In Kentucky, Secretary of State Alison Lundergan Grimes represents more than Democrats’ best shot to unseat Senate Minority Leader Mitch McConnell.
No Democrat has represented Kentucky in the Senate since 1999, and Republicans hold a 5-to-1 majority in the state’s House delegation. So for Bluegrass Democrats, Grimes represents their hopes of reversing the GOP’s increasing domination over the state’s federal offices.
“Since McConnell first won in 1984, there’s been a growing Republican advantage for federal office both statewide and district by district,” said Billy Piper, a lobbyist and former McConnell chief of staff. The national Democratic Party “does not reflect their views and it is hard for a person running for federal office in Kentucky to not wear that.”
To be sure, Kentucky’s political leanings are not the same breed of conservatism that dominates the Deep South.

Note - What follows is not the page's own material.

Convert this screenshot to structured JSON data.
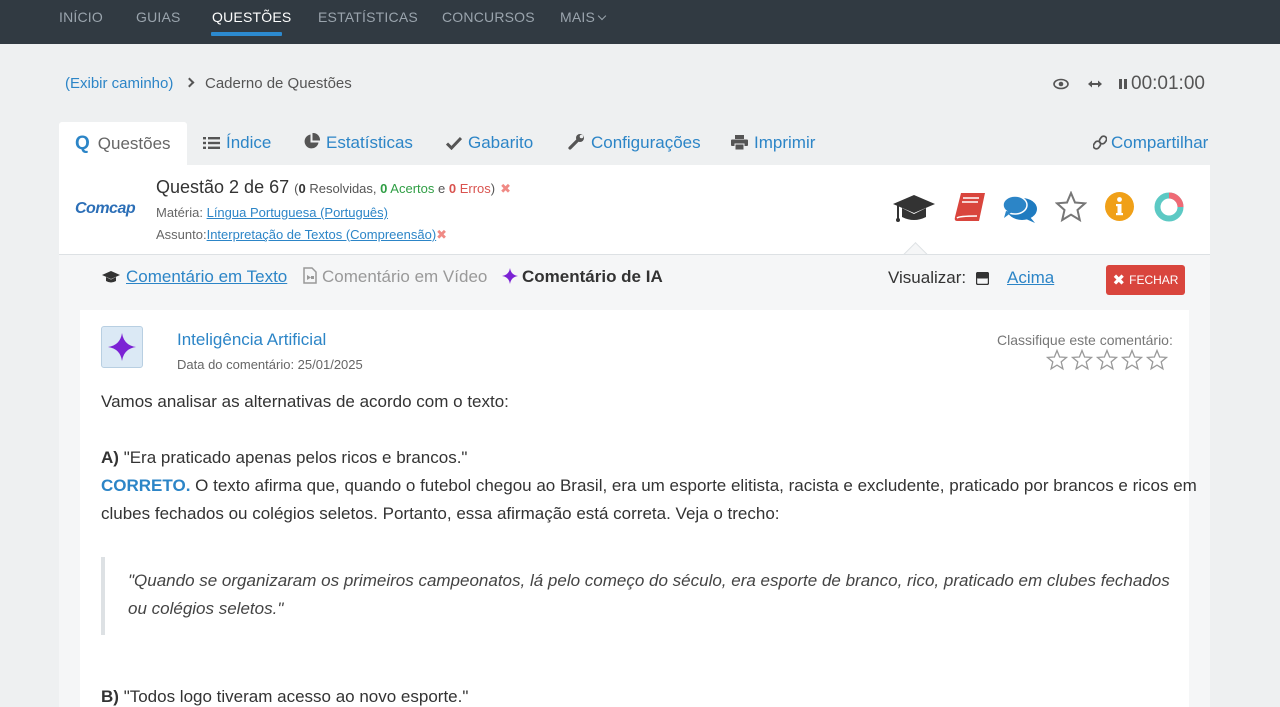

Democrats hold a few statewide offices, and the state’s past two Senate races were competitive enough to attract funds from the national parties.
But McConnell holds an advantage over Grimes in a race on track to be the most brutal in recent Kentucky memory. The question for local operatives is if Grimes loses — though Democrats insist she will not — will she maintain a bright future in Kentucky politics?
Republicans often boast that McConnell does not just defeat his rivals — he annihilates them. With the exception of Democratic Gov. Steven L. Beshear, Democrats who challenged McConnell have rarely successfully run for office again.
“Even if [Grimes] loses to McConnell, she probably won’t meet the same fate as his previous opponents — with the exception of Gov. Beshear — which is to recede into obscurity,” said a Democratic state operative granted anonymity to speak candidly.
Republicans concede that the race could be competitive. But they also insist this is McConnell’s contest to lose, saying Grimes is challenging him at her own political peril.
“She’s putting any future office at the statewide level in jeopardy once the McConnell machine is through with her,” Piper said.
After all, there might be better statewide opportunities ahead for Democrats.
Specifically, the 2016 Senate race in Kentucky has the potential to shake up state politics. Republican Sen. Rand Paul has suggested he’s interested in running for president, which would leave a Senate seat open in just two years. Under state election law, Paul cannot appear twice on the general-election ballot. There is some legal debate within the state about his options.
Vice President Joe Biden waits to conduct a mock swearing-in ceremony with Sen. Brian Schatz, D-Hawaii, in the Capitol's Old Senate Chamber, December 2, 2014. Schatz was sworn in to serve the remainder of his term since he was appointed to the seat after Sen. Daniel Inouye, D-Hawaii, passed away.